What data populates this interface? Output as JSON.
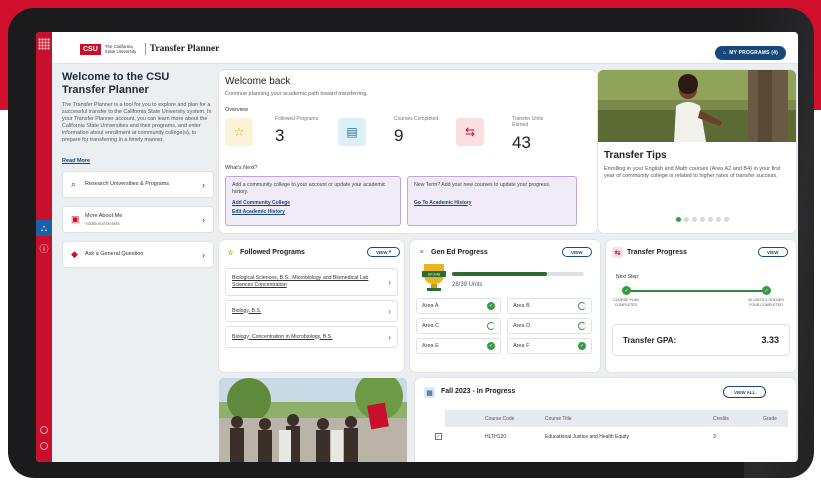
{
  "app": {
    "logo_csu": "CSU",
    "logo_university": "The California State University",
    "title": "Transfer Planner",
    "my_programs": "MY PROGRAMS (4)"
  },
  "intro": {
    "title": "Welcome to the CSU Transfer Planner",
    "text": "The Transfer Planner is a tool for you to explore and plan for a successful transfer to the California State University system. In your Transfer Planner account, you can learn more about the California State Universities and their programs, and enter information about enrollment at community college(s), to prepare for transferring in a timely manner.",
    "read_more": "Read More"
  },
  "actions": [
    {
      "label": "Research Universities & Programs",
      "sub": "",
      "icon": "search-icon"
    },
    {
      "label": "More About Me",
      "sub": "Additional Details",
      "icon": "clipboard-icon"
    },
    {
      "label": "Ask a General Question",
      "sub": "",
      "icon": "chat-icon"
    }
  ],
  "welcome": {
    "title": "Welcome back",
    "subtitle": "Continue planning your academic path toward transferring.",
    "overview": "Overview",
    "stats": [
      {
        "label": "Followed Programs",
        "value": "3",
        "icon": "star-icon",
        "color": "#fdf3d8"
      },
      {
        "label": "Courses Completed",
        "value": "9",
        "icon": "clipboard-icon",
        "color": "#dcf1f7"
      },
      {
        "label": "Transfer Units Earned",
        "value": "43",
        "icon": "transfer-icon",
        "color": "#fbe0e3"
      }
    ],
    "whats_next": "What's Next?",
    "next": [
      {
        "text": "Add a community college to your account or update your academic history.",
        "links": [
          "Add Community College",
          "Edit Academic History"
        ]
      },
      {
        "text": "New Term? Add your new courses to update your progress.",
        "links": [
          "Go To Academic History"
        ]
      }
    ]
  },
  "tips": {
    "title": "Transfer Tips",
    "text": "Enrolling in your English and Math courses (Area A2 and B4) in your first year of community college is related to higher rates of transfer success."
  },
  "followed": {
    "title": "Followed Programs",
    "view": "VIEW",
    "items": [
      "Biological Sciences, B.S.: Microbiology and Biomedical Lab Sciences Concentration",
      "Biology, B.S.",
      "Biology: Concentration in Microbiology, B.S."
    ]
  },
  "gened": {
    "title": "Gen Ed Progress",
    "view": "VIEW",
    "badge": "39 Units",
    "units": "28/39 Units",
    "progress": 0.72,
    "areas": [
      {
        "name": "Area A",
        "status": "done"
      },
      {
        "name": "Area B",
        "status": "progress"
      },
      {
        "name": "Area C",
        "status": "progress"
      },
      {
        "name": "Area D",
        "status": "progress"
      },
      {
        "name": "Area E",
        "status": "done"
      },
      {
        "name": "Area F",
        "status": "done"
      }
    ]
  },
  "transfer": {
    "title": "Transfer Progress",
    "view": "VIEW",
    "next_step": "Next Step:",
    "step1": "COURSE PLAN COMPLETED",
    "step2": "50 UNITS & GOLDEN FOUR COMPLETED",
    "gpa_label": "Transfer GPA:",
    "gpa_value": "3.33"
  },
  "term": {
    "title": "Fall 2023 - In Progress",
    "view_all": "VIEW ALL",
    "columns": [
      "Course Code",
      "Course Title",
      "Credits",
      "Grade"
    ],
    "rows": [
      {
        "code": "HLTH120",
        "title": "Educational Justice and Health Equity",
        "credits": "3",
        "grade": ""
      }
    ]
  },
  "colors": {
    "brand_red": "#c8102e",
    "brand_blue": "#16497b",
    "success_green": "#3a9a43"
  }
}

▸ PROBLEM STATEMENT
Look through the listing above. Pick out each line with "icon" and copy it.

▸ SOLVED PROBLEM
      "icon": "search-icon"
      "icon": "clipboard-icon"
      "icon": "chat-icon"
        "icon": "star-icon",
        "icon": "clipboard-icon",
        "icon": "transfer-icon",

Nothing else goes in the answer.